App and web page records
━━━━━━

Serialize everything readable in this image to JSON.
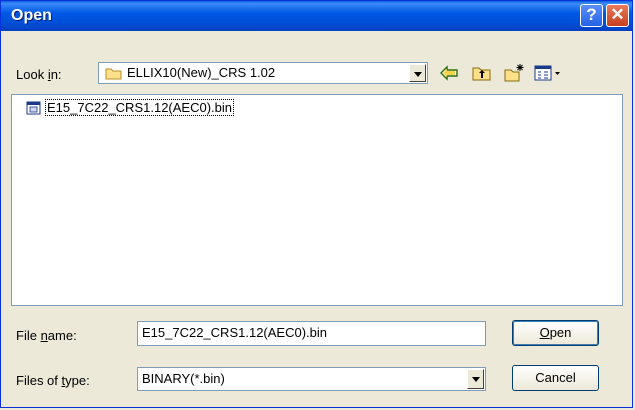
{
  "window": {
    "title": "Open",
    "help_glyph": "?",
    "close_glyph": "✕"
  },
  "lookin": {
    "label_pre": "Look ",
    "label_hot": "i",
    "label_post": "n:",
    "folder": "ELLIX10(New)_CRS 1.02",
    "icons": [
      "folder-icon",
      "back-arrow-icon",
      "up-folder-icon",
      "new-folder-icon",
      "view-menu-icon"
    ]
  },
  "files": [
    {
      "name": "E15_7C22_CRS1.12(AEC0).bin",
      "icon": "binary-file-icon"
    }
  ],
  "filename": {
    "label_pre": "File ",
    "label_hot": "n",
    "label_post": "ame:",
    "value": "E15_7C22_CRS1.12(AEC0).bin"
  },
  "filetype": {
    "label_pre": "Files of ",
    "label_hot": "t",
    "label_post": "ype:",
    "value": "BINARY(*.bin)"
  },
  "buttons": {
    "open_hot": "O",
    "open_rest": "pen",
    "cancel": "Cancel"
  },
  "colors": {
    "titlebar": "#0054e3",
    "face": "#ece9d8",
    "border": "#7f9db9"
  }
}
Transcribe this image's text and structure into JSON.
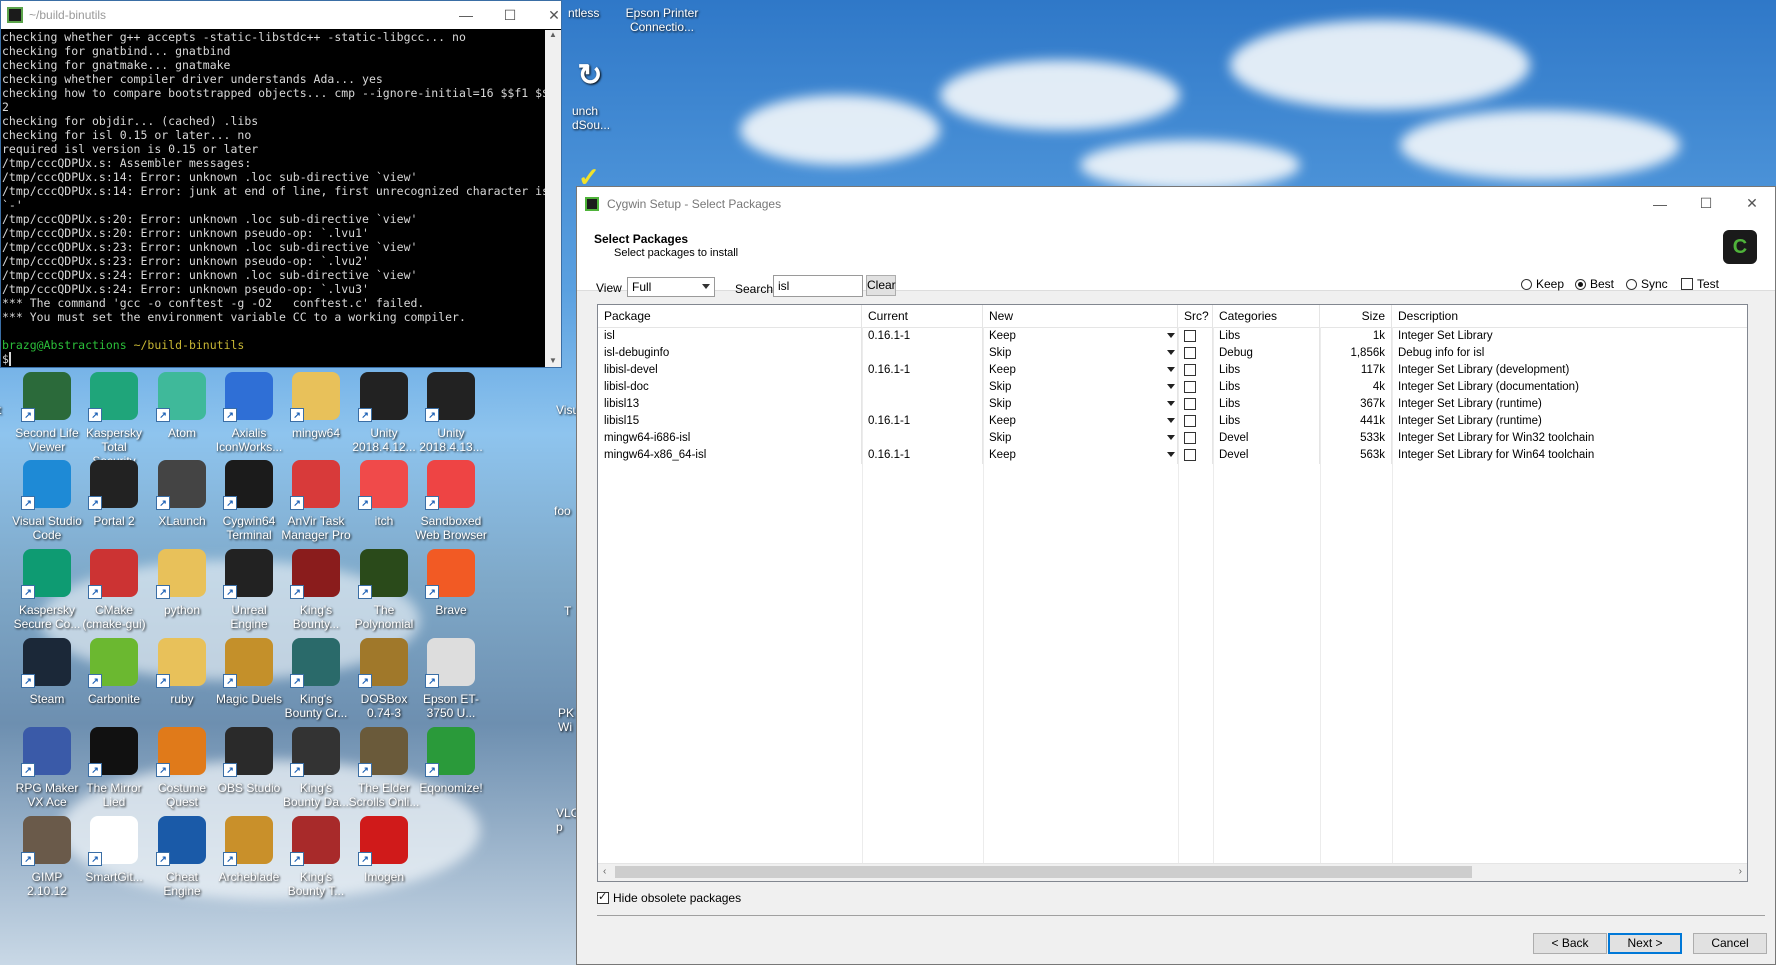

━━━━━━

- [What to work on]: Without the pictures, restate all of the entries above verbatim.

- [Answer to this exercise]:
Serialize everything readable in this image to JSON.
{
  "window": {
    "title": "Open",
    "help_glyph": "?",
    "close_glyph": "✕"
  },
  "lookin": {
    "label_pre": "Look ",
    "label_hot": "i",
    "label_post": "n:",
    "folder": "ELLIX10(New)_CRS 1.02",
    "icons": [
      "folder-icon",
      "back-arrow-icon",
      "up-folder-icon",
      "new-folder-icon",
      "view-menu-icon"
    ]
  },
  "files": [
    {
      "name": "E15_7C22_CRS1.12(AEC0).bin",
      "icon": "binary-file-icon"
    }
  ],
  "filename": {
    "label_pre": "File ",
    "label_hot": "n",
    "label_post": "ame:",
    "value": "E15_7C22_CRS1.12(AEC0).bin"
  },
  "filetype": {
    "label_pre": "Files of ",
    "label_hot": "t",
    "label_post": "ype:",
    "value": "BINARY(*.bin)"
  },
  "buttons": {
    "open_hot": "O",
    "open_rest": "pen",
    "cancel": "Cancel"
  },
  "colors": {
    "titlebar": "#0054e3",
    "face": "#ece9d8",
    "border": "#7f9db9"
  }
}
Transcribe this image's text and structure into JSON.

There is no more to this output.